Assignment
Repeat each line of the material below exactly as it appears, minus any pictures.

Material for this exercise
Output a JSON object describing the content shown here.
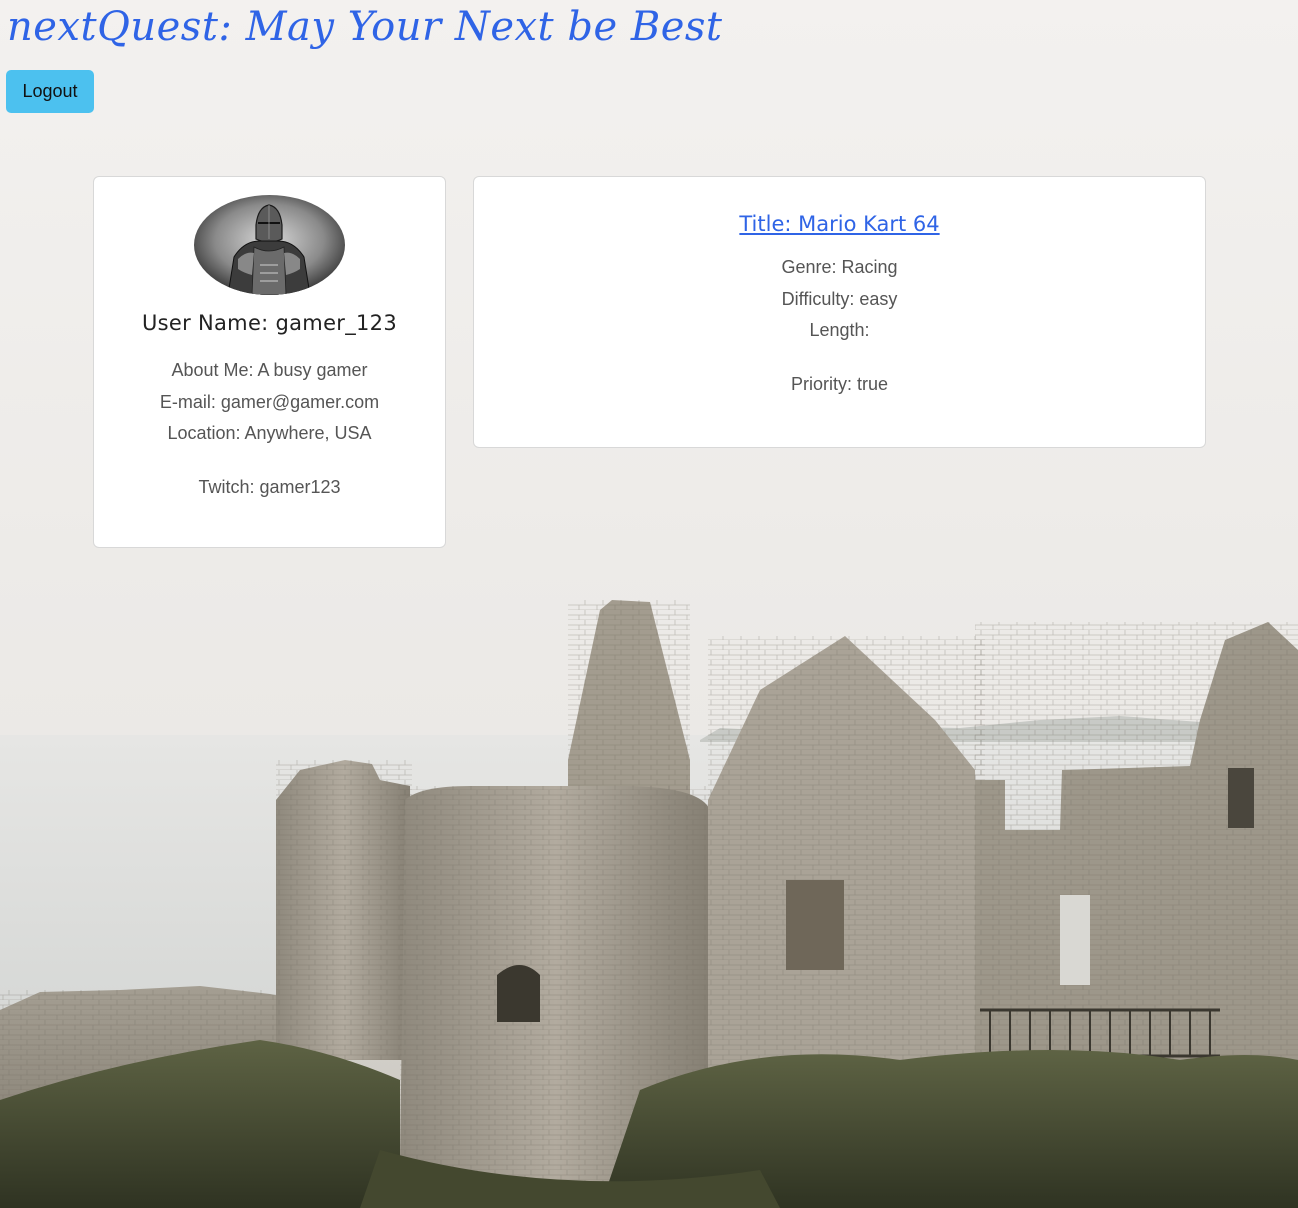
{
  "header": {
    "title": "nextQuest: May Your Next be Best",
    "logout_label": "Logout"
  },
  "profile": {
    "user_name": "User Name: gamer_123",
    "about": "About Me: A busy gamer",
    "email": "E-mail: gamer@gamer.com",
    "location": "Location: Anywhere, USA",
    "twitch": "Twitch: gamer123",
    "avatar_icon": "knight-armor-avatar"
  },
  "game": {
    "title": "Title: Mario Kart 64",
    "genre": "Genre: Racing",
    "difficulty": "Difficulty: easy",
    "length": "Length:",
    "priority": "Priority: true"
  },
  "colors": {
    "title": "#2f64e6",
    "logout_button": "#4cc1ef",
    "card_bg": "#ffffff",
    "muted_text": "#555555"
  },
  "background": {
    "icon": "castle-ruins-on-coast-image"
  }
}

Your solution
Output a JSON object describing the content shown here.
{
  "header": {
    "title": "nextQuest: May Your Next be Best",
    "logout_label": "Logout"
  },
  "profile": {
    "user_name": "User Name: gamer_123",
    "about": "About Me: A busy gamer",
    "email": "E-mail: gamer@gamer.com",
    "location": "Location: Anywhere, USA",
    "twitch": "Twitch: gamer123",
    "avatar_icon": "knight-armor-avatar"
  },
  "game": {
    "title": "Title: Mario Kart 64",
    "genre": "Genre: Racing",
    "difficulty": "Difficulty: easy",
    "length": "Length:",
    "priority": "Priority: true"
  },
  "colors": {
    "title": "#2f64e6",
    "logout_button": "#4cc1ef",
    "card_bg": "#ffffff",
    "muted_text": "#555555"
  },
  "background": {
    "icon": "castle-ruins-on-coast-image"
  }
}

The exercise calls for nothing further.